Also, did I mention that there were college and scholarship applications going on during all this time? And that not only did I apply to 7 different schools, but that almost all of them were private and would require ample funding that I felt obligated to secure? Nothing like setting the bar high!
So far, I have neglected to mention my summers, but they yield more-or-less the same pattern. Initially, when I turned fifteen, I trained to become a lifeguard because I wanted to work outside. This is all I did for one or two summers: I worked as a lifeguard at local pools. Then, however, I felt pressure to "consider my future," so I found a volunteer internship opportunity at Carnegie Mellon University. Since it was unpaid, it was rather flexible, so I went in for a few hours, two days a week, and lifeguarded the rest of the time. The following summer, I found an internship with College Prowler, Inc. that paid me a stipend. I continued to lifeguard and fitted this internship around that job, but things were scheduled considerably more strictly now that money was involved. The summer after that, the working roles reversed: I found an internship that demanded regular hours and provided regular pay. Still, I was unwilling to give up lifeguarding, so I filled in for lifeguards when they went on vacation and on the weekends, and spent the rest of my time interning indoors.
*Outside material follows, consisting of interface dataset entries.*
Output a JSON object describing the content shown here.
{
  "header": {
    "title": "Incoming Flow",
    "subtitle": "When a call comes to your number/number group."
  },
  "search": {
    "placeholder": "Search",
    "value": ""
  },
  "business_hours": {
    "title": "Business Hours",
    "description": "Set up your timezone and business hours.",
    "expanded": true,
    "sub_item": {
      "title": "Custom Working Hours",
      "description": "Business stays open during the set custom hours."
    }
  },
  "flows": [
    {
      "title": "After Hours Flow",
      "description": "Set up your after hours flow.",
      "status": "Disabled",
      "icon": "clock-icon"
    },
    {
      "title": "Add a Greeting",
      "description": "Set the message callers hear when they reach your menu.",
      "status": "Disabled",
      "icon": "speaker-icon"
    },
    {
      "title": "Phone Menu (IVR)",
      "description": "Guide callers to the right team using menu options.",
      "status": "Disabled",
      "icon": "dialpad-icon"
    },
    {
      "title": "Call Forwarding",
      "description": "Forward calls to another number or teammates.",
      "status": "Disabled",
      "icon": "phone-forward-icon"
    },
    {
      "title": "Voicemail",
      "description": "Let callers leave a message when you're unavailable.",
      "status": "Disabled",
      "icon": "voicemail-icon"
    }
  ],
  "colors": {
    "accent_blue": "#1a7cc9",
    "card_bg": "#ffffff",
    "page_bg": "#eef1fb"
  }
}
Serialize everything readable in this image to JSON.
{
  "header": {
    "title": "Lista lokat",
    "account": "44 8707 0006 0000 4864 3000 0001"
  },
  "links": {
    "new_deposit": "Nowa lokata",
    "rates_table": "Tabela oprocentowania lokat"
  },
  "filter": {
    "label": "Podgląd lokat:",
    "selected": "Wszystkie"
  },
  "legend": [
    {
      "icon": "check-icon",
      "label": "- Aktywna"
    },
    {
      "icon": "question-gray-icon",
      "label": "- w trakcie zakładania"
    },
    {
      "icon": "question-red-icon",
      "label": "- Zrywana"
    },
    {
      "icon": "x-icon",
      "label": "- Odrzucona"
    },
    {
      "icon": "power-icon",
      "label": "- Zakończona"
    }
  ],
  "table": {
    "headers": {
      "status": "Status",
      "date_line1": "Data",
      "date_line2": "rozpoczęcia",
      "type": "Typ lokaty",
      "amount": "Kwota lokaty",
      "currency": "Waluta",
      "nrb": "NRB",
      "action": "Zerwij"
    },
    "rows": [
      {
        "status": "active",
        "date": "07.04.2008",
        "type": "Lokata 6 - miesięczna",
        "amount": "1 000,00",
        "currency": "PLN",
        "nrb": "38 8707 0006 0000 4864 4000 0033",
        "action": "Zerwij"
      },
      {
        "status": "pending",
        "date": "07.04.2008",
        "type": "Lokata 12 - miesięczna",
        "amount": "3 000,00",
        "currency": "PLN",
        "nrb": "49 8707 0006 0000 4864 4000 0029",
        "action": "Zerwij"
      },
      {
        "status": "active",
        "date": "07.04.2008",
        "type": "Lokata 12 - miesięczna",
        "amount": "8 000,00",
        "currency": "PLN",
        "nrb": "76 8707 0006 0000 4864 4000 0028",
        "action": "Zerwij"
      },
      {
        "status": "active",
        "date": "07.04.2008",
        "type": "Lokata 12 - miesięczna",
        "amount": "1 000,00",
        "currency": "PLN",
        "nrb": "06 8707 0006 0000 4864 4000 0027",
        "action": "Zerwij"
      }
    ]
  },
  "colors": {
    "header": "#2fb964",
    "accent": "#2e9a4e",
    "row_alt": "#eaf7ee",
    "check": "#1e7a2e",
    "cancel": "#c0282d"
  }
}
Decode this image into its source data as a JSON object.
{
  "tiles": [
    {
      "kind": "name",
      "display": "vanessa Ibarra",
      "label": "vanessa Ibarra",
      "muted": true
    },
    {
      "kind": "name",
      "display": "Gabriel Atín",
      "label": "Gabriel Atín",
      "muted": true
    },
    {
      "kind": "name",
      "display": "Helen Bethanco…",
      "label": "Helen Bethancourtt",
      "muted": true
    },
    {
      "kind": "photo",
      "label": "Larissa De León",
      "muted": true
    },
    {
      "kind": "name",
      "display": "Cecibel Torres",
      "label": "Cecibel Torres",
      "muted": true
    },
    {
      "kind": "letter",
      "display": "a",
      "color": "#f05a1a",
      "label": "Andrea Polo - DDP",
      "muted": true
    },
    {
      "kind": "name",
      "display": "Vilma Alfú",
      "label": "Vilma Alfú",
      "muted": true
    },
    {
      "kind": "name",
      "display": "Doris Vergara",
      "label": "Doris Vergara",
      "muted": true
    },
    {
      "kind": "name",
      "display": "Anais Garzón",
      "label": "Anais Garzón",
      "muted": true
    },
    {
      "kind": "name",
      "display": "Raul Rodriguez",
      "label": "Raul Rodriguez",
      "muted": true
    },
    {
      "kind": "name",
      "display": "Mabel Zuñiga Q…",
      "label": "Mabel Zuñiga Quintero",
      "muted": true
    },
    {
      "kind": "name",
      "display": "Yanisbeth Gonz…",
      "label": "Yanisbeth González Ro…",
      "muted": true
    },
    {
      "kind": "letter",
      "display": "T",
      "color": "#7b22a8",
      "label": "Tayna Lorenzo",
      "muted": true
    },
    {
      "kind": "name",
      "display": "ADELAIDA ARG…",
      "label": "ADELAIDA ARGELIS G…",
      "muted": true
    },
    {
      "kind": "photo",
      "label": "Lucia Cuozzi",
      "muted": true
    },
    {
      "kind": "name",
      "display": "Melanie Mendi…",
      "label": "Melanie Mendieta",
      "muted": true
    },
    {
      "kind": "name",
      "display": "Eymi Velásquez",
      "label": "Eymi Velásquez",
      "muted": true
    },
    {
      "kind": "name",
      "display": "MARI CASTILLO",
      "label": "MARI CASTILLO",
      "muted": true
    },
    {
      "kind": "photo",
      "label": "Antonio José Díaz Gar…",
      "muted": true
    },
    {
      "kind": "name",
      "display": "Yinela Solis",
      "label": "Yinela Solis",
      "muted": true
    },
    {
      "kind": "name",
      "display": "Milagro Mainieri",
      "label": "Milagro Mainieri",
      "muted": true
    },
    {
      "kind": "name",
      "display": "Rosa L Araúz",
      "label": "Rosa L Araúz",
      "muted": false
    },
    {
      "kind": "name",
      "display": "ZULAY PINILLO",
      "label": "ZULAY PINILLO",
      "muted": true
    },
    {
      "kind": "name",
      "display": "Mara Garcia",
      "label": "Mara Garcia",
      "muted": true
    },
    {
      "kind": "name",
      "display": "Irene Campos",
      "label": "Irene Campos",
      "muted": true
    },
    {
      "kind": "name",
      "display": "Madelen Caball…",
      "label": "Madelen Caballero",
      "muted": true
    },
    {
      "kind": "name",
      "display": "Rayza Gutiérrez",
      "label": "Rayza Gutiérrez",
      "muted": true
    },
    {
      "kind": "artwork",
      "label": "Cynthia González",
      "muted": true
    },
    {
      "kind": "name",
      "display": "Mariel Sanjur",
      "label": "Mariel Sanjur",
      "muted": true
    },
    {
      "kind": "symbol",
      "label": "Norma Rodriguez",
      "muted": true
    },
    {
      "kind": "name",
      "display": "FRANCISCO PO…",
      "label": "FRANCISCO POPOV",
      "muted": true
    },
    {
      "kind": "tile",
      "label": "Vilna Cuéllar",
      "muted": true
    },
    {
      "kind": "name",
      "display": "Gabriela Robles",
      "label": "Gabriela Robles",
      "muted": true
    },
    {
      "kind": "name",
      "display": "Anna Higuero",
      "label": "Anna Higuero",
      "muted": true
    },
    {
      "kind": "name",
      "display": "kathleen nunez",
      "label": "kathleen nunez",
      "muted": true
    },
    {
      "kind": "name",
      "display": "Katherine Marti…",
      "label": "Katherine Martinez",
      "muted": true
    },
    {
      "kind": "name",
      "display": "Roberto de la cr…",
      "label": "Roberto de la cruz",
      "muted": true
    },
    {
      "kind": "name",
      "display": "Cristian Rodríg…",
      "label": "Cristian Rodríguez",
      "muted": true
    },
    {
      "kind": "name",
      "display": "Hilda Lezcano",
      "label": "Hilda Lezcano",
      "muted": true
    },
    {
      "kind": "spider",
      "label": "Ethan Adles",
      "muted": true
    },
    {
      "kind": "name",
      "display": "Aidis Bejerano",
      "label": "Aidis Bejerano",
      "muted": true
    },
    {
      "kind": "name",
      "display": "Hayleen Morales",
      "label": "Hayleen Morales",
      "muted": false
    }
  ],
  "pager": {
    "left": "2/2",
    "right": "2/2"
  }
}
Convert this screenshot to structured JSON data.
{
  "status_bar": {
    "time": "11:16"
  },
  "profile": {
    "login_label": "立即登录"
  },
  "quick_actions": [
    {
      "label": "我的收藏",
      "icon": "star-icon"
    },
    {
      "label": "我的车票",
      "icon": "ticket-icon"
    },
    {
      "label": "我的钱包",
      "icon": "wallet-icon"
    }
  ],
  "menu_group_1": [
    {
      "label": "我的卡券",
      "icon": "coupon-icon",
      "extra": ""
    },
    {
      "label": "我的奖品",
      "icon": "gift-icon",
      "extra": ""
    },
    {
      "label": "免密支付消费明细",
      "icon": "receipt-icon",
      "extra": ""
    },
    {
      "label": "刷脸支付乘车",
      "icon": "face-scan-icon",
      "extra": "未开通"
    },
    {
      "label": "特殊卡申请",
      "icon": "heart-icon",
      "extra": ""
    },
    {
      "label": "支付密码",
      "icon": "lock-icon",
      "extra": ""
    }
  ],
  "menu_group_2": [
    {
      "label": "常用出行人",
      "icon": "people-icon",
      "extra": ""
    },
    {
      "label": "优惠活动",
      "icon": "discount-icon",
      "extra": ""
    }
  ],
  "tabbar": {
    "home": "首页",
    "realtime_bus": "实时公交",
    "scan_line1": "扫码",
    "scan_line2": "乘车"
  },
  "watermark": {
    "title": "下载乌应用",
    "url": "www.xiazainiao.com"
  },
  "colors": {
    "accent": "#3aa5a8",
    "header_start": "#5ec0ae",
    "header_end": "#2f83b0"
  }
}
Then came college. This has already been described above, but let me add a few details: I decided to walk onto the varsity swim team at the beginning of my sophomore year, knowing full well (and being reassured by the coach) that I would be the slowest person on the team. I decided to double-major in completely juxtaposed subjects (English and Brain & Cognitive Sciences) AND to go abroad for a semester AND to get an English honors degree. But not only would I get an English honors degree, write half of the thesis the first semester, and then I would completely start over the second semester, just because I wanted to write a memoir, and the first-semester thesis-writing course required a research project (i.e. did not permit anything "creative"). Furthermore, not only did I work at Hillside Cafe, but I was promoted to the 2nd-in-command student supervisor senior year, when my friend became the manager. And I held three other jobs in the meantime: as a Writing Fellow, as a proofreader for a professor, and as a freelance copy editor for a student writing his own book. And yes, I meanwhile managed to secure the Time Inc. internship that led me to NYC, while courting Teach for America . . . just in case I couldn't make the publishing thing work out.
And now, here I am! So who knows what challenge will be next.